Furthermore in the UK the recent merger of the Department for International Development (DFID) and the Foreign and Commonwealth Office (FCO) into the Foreign, Commonwealth and Development Office (FCDO) offers an opportunity for closer integration of technical and political aspects of environmental and climate change aid.

“You're getting really good synergy benefits where you can amplify the finance that you're spending using the influence in the old [UK] Foreign Office through political channels… There's some good evidence there that those two agendas overlap, and they should overlap.”

UK development professional, London.

Tangible impact on governance systems necessary to address climate change and environment crisis requires that development cooperation strategies and programmes:

  • Ensure longer-term sustained investment and engagement with and support to the key governance actors (inside and outside of the governments), given that change in governance takes longer to take effect.
  • Apply an interdisciplinary approach to funding mechanisms and to programming; and ensure closer integration and collaboration among the programmes targeting democracy and climate change and the environment priorities.
  • Ensure that measurement of success does not solely focus on immediate short-term gains, but addresses longer-term systemic change in governance systems, processes, and capabilities necessary to address climate crisis.
  • Strengthen diplomatic political engagement on environmental governance from the capitals in the regional and national offices.

Recommendations for development cooperation decision makers

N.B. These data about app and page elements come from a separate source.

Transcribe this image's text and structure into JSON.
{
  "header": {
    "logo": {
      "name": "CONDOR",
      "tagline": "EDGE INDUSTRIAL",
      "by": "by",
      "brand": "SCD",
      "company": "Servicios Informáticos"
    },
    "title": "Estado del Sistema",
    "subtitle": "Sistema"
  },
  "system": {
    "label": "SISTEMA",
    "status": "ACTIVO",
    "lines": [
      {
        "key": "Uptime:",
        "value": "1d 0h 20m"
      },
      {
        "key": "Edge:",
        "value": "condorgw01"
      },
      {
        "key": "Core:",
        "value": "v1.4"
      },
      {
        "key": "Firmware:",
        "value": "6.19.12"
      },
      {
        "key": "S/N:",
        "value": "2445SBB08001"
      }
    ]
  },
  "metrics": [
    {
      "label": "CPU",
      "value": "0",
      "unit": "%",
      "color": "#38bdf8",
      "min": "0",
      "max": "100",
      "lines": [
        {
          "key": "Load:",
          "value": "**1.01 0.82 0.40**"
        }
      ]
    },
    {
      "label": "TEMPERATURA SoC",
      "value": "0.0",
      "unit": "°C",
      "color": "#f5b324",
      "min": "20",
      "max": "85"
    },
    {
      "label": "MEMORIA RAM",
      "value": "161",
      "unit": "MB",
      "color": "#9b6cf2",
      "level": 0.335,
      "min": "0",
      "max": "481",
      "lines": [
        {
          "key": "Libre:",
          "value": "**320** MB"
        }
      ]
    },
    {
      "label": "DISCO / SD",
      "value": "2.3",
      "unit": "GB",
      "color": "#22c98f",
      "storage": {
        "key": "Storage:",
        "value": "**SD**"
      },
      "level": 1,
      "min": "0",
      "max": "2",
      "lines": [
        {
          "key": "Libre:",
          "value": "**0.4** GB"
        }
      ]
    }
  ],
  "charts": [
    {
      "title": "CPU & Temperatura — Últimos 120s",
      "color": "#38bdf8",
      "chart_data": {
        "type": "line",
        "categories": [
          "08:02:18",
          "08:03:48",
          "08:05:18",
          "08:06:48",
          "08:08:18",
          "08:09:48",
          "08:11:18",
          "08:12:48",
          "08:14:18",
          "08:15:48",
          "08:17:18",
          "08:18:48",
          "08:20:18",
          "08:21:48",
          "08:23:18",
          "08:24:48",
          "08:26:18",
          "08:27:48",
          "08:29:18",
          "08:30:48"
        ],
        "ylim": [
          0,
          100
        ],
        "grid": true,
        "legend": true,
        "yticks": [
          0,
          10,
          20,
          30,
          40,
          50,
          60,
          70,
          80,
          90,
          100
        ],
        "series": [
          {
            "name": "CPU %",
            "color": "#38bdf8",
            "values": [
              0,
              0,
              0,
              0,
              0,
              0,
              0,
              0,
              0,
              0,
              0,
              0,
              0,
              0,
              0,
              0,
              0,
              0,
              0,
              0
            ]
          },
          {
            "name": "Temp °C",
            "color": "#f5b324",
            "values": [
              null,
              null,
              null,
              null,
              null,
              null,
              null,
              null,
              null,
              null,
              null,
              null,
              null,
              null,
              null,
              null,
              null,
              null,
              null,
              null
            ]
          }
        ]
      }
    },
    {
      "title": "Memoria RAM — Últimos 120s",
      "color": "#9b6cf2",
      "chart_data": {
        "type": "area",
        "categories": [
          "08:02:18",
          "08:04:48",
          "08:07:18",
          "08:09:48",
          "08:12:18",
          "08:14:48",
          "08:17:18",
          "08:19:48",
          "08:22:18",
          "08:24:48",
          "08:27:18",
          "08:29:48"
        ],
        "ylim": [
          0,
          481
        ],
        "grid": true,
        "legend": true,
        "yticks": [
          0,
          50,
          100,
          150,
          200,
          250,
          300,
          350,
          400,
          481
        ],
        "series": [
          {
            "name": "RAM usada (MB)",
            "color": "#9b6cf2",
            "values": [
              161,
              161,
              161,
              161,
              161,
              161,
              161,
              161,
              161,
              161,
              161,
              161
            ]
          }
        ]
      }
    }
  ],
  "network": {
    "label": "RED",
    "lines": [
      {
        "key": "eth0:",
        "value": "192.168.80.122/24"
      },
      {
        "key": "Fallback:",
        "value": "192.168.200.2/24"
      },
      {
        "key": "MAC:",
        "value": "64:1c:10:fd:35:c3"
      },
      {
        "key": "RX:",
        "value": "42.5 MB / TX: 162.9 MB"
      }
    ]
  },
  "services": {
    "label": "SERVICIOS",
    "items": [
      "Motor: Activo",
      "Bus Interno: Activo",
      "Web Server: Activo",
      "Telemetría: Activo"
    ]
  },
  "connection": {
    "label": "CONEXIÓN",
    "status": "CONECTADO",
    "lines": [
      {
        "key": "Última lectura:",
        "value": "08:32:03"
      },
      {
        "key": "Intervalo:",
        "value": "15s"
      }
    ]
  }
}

  • To launch dialogues or joint action groups to exchange experiences around the challenges and best practice to design, implement, oversee, and measure impact for the blended programming and gather examples on how integration has worked in different sectors and political contexts. Such dialogues should include donor agencies, implementing institutions, civil society, local partners, and academic experts.
  • Improve understanding about the importance of governance as an issue within climate change and environmental agenda among the senior development cooperation leadership.
  • Introduce cross-cutting objectives into development cooperation strategies and explicitly articulate the value of working politically and working on governance in a democratic way in the context of the climate and environment development cooperation programmes.
  • Tap into experiences of the country offices and embassies in the development of overarching strategic priorities and programming at the regional and the global level.
  • Recognise environmental and climate governance explicitly as part of the governance advisors’ technical toolbox and include a recommendation for a political economy analysis as part of climate change and environmental programming.
  • Develop systems of indicators for measuring governance change in environmental and climate change programmes. 

About this policy brief

About the authors

Alina Averchenkova is a Distinguished Policy Fellow at the Grantham Research Institute on Climate Change and the Environment, London School of Economics and Political Science.

Oleksandra Plyska is a Postgraduate student at the London School of Economics and Political Science

Jens Wahlgren is a Postgraduate student at the London School of Economics and Political Science


 This report is commissioned by the Westminster Foundation for Democracy. The views and opinions expressed in this report are those of the authors and do not necessarily reflect those of the United Kingdom Government or the Westminster Foundation for Democracy.